Clark Tracey Quintet
REVIEW – by Trudie Squires
DRUMMER Tracey, having to bring in a replacement for his quintet’s regular pianist, Zoe Rahman (double-booked to play a gig in Dundee), invited along the incomparable Steve Melling, who was an integral part of his first quintet, way back in 1986 – a band that included such luminaries as Guy Barker, Jamie Talbot and Alec Dankworth. And what a choice it proved to be; Melling is one of the UK’s most comprehensively gifted jazz pianists, with a tremendous technique and a seemingly endless profusion of ideas. Indeed, his performance could have dominated the gig had it not been for the absolute professionalism and musicianship of Tracey’s current front line; consisting of Mark Armstrong, a devastatingly brilliant horn man with a crackling, fat tone on both trumpet and flugelhorn and the equally talented Simon Allen, playing tenor and alto saxophones. His tenor sound was big toned and sinewy, but it seemed the alto sax was his chosen instrument. Simon’s contributions on the smaller instrument highlighted his rich, warm sound and neat, tightly compacted phrasing. In the rhythm department, complementing Tracey’s neat, effervescent drumming was Peter Billington, a tower of strength on double bass. The soloists could lean back on his reliable bottom line, delivered with an organic, woody tone; he soloed with amazing dexterity throughout the gig. On Coltrane’s Mr. PC, he was featured playing electric bass.

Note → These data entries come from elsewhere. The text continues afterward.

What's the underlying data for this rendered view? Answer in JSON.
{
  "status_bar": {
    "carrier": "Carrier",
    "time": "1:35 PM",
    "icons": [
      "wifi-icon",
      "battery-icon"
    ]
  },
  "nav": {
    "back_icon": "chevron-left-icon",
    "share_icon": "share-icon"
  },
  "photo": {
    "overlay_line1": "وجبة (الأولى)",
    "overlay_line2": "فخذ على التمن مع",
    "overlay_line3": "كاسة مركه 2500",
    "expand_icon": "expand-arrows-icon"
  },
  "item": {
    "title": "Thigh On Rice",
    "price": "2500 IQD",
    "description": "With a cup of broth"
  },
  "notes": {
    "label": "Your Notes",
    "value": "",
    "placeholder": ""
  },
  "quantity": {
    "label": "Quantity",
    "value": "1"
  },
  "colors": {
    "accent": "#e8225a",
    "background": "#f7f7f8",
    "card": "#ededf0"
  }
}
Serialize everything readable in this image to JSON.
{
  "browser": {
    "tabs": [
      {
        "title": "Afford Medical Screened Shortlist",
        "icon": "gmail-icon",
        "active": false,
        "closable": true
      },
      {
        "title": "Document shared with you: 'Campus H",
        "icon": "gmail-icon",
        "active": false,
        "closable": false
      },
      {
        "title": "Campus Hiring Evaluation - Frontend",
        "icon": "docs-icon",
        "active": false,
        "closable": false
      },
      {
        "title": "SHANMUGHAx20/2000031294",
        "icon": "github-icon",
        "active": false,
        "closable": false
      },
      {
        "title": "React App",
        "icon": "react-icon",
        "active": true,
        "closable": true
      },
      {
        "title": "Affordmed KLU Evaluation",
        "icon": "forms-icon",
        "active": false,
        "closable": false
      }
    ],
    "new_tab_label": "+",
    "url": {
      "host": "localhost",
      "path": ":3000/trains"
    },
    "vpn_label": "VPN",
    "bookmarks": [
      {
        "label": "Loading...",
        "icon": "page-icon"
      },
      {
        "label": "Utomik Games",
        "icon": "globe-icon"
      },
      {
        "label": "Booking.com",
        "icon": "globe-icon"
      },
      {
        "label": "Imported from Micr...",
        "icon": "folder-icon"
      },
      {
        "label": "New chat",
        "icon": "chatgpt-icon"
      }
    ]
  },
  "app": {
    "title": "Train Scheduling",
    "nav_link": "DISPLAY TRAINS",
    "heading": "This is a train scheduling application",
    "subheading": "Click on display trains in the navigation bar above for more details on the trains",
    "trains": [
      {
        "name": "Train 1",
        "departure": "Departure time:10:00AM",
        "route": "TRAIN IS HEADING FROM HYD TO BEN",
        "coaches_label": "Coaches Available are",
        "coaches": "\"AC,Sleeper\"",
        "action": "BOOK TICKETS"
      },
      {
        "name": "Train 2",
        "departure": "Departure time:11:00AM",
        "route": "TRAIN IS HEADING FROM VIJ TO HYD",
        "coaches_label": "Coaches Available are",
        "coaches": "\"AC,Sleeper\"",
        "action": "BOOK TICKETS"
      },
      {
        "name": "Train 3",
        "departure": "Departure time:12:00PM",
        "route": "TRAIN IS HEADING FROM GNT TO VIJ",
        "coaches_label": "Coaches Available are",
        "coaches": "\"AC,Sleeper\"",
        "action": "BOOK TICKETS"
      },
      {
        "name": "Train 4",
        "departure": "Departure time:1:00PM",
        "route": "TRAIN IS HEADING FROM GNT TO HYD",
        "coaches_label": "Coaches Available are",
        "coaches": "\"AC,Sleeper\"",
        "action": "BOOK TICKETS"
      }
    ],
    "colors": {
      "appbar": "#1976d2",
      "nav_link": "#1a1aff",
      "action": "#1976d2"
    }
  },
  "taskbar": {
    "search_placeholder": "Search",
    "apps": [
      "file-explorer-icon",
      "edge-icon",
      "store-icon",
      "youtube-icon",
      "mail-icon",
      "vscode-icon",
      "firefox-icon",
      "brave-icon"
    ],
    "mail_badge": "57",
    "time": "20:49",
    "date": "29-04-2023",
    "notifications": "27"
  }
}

Clark took the opportunity of Melling’s presence to play from some of the quintet’s 1980s arrangements, mixed in with standards from the Blue Note stable. Many were Melling originals, written for the quintet’s appearance in the 1988 Shropshire Jazz Festival and were new to the two front-liners, but they showed their mettle with faultless execution of the unfamiliar charts. Highlights were Mark Armstrong’s wonderful trumpet feature on Body And Soul, played as a duo with Steve Melling; Simon Allen’s meticulous, probing alto on Nippon Soul; and the tremendous piano from Melling throughout the whole gig. Another flashback to 1986 was a flag-waving version of Jimmy Deuchar’s Suddenly Last Tuesday, taken at a terrific tempo, with great solos all round, finishing with an explosive, Art Blakey style drum solo from the leader. As an encore the quintet played Miles Davis’ Freddie Freeloader, achieving the indigo blue sound of the original version, with Melling’s classic blues lines, Armstrong’s hot, sweet muted trumpet and Allen’s richly verdant alto.